Problem requirements
Your task is to restate the data word for word.

Records for this task

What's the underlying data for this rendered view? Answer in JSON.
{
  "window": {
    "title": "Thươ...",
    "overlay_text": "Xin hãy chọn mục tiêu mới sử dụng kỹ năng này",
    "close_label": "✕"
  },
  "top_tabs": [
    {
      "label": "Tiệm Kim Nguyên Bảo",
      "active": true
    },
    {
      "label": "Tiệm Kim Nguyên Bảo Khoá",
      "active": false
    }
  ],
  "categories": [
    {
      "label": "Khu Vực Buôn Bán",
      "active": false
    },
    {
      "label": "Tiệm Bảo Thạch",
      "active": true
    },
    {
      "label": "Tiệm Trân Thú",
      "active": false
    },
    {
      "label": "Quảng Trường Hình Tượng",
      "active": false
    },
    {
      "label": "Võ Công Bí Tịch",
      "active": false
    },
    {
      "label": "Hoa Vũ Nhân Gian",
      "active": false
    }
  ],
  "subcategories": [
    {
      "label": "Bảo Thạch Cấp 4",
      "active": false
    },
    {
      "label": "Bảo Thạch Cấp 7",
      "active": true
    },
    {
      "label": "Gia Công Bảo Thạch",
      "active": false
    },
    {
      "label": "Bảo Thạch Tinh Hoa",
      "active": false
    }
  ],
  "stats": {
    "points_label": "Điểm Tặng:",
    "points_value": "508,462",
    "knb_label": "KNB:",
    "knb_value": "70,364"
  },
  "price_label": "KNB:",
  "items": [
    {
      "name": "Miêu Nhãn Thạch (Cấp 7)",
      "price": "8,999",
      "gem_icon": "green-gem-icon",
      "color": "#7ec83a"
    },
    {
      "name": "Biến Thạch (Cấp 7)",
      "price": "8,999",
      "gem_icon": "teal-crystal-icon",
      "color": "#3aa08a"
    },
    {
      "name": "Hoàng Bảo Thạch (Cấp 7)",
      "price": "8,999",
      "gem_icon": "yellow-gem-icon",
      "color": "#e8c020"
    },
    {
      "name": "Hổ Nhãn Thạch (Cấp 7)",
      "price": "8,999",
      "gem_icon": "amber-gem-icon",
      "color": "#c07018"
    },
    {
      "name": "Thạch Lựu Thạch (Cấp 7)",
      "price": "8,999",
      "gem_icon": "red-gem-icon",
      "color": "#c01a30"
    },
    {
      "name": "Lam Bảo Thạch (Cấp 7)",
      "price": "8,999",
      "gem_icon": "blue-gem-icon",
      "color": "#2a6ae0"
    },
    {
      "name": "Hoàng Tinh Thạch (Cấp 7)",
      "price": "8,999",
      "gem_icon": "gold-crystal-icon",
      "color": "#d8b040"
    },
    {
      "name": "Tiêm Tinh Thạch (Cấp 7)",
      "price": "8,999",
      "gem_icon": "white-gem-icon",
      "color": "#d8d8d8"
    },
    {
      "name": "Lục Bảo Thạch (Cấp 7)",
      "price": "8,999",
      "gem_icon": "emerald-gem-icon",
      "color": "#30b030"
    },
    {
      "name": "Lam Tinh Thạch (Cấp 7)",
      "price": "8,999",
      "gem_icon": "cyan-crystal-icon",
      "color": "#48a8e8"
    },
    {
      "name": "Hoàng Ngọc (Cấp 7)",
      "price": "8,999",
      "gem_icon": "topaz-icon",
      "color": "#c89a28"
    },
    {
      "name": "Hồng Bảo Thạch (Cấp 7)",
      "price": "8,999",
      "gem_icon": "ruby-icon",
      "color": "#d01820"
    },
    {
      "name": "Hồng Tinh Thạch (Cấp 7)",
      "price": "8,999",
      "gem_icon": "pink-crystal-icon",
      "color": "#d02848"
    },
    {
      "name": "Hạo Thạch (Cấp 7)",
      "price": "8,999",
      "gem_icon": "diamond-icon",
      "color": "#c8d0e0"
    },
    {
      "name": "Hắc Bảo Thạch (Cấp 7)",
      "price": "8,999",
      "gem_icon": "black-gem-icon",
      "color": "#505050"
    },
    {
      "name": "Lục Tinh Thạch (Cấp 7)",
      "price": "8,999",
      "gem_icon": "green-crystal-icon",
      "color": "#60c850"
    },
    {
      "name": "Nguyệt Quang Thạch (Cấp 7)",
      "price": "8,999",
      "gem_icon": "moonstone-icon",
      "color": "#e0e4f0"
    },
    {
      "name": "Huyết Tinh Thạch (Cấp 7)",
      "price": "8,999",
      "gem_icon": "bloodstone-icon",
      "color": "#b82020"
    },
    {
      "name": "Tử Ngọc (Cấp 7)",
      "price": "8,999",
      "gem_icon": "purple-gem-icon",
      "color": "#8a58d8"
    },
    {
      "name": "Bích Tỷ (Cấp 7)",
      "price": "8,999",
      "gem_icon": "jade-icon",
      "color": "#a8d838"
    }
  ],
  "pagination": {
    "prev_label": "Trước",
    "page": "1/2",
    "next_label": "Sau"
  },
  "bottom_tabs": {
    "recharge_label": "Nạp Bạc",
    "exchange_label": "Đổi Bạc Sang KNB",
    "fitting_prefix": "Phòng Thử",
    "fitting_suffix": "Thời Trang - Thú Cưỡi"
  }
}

Response below
What's the underlying data for this rendered view? Answer in JSON.
{
  "window": {
    "title": "Thươ...",
    "overlay_text": "Xin hãy chọn mục tiêu mới sử dụng kỹ năng này",
    "close_label": "✕"
  },
  "top_tabs": [
    {
      "label": "Tiệm Kim Nguyên Bảo",
      "active": true
    },
    {
      "label": "Tiệm Kim Nguyên Bảo Khoá",
      "active": false
    }
  ],
  "categories": [
    {
      "label": "Khu Vực Buôn Bán",
      "active": false
    },
    {
      "label": "Tiệm Bảo Thạch",
      "active": true
    },
    {
      "label": "Tiệm Trân Thú",
      "active": false
    },
    {
      "label": "Quảng Trường Hình Tượng",
      "active": false
    },
    {
      "label": "Võ Công Bí Tịch",
      "active": false
    },
    {
      "label": "Hoa Vũ Nhân Gian",
      "active": false
    }
  ],
  "subcategories": [
    {
      "label": "Bảo Thạch Cấp 4",
      "active": false
    },
    {
      "label": "Bảo Thạch Cấp 7",
      "active": true
    },
    {
      "label": "Gia Công Bảo Thạch",
      "active": false
    },
    {
      "label": "Bảo Thạch Tinh Hoa",
      "active": false
    }
  ],
  "stats": {
    "points_label": "Điểm Tặng:",
    "points_value": "508,462",
    "knb_label": "KNB:",
    "knb_value": "70,364"
  },
  "price_label": "KNB:",
  "items": [
    {
      "name": "Miêu Nhãn Thạch (Cấp 7)",
      "price": "8,999",
      "gem_icon": "green-gem-icon",
      "color": "#7ec83a"
    },
    {
      "name": "Biến Thạch (Cấp 7)",
      "price": "8,999",
      "gem_icon": "teal-crystal-icon",
      "color": "#3aa08a"
    },
    {
      "name": "Hoàng Bảo Thạch (Cấp 7)",
      "price": "8,999",
      "gem_icon": "yellow-gem-icon",
      "color": "#e8c020"
    },
    {
      "name": "Hổ Nhãn Thạch (Cấp 7)",
      "price": "8,999",
      "gem_icon": "amber-gem-icon",
      "color": "#c07018"
    },
    {
      "name": "Thạch Lựu Thạch (Cấp 7)",
      "price": "8,999",
      "gem_icon": "red-gem-icon",
      "color": "#c01a30"
    },
    {
      "name": "Lam Bảo Thạch (Cấp 7)",
      "price": "8,999",
      "gem_icon": "blue-gem-icon",
      "color": "#2a6ae0"
    },
    {
      "name": "Hoàng Tinh Thạch (Cấp 7)",
      "price": "8,999",
      "gem_icon": "gold-crystal-icon",
      "color": "#d8b040"
    },
    {
      "name": "Tiêm Tinh Thạch (Cấp 7)",
      "price": "8,999",
      "gem_icon": "white-gem-icon",
      "color": "#d8d8d8"
    },
    {
      "name": "Lục Bảo Thạch (Cấp 7)",
      "price": "8,999",
      "gem_icon": "emerald-gem-icon",
      "color": "#30b030"
    },
    {
      "name": "Lam Tinh Thạch (Cấp 7)",
      "price": "8,999",
      "gem_icon": "cyan-crystal-icon",
      "color": "#48a8e8"
    },
    {
      "name": "Hoàng Ngọc (Cấp 7)",
      "price": "8,999",
      "gem_icon": "topaz-icon",
      "color": "#c89a28"
    },
    {
      "name": "Hồng Bảo Thạch (Cấp 7)",
      "price": "8,999",
      "gem_icon": "ruby-icon",
      "color": "#d01820"
    },
    {
      "name": "Hồng Tinh Thạch (Cấp 7)",
      "price": "8,999",
      "gem_icon": "pink-crystal-icon",
      "color": "#d02848"
    },
    {
      "name": "Hạo Thạch (Cấp 7)",
      "price": "8,999",
      "gem_icon": "diamond-icon",
      "color": "#c8d0e0"
    },
    {
      "name": "Hắc Bảo Thạch (Cấp 7)",
      "price": "8,999",
      "gem_icon": "black-gem-icon",
      "color": "#505050"
    },
    {
      "name": "Lục Tinh Thạch (Cấp 7)",
      "price": "8,999",
      "gem_icon": "green-crystal-icon",
      "color": "#60c850"
    },
    {
      "name": "Nguyệt Quang Thạch (Cấp 7)",
      "price": "8,999",
      "gem_icon": "moonstone-icon",
      "color": "#e0e4f0"
    },
    {
      "name": "Huyết Tinh Thạch (Cấp 7)",
      "price": "8,999",
      "gem_icon": "bloodstone-icon",
      "color": "#b82020"
    },
    {
      "name": "Tử Ngọc (Cấp 7)",
      "price": "8,999",
      "gem_icon": "purple-gem-icon",
      "color": "#8a58d8"
    },
    {
      "name": "Bích Tỷ (Cấp 7)",
      "price": "8,999",
      "gem_icon": "jade-icon",
      "color": "#a8d838"
    }
  ],
  "pagination": {
    "prev_label": "Trước",
    "page": "1/2",
    "next_label": "Sau"
  },
  "bottom_tabs": {
    "recharge_label": "Nạp Bạc",
    "exchange_label": "Đổi Bạc Sang KNB",
    "fitting_prefix": "Phòng Thử",
    "fitting_suffix": "Thời Trang - Thú Cưỡi"
  }
}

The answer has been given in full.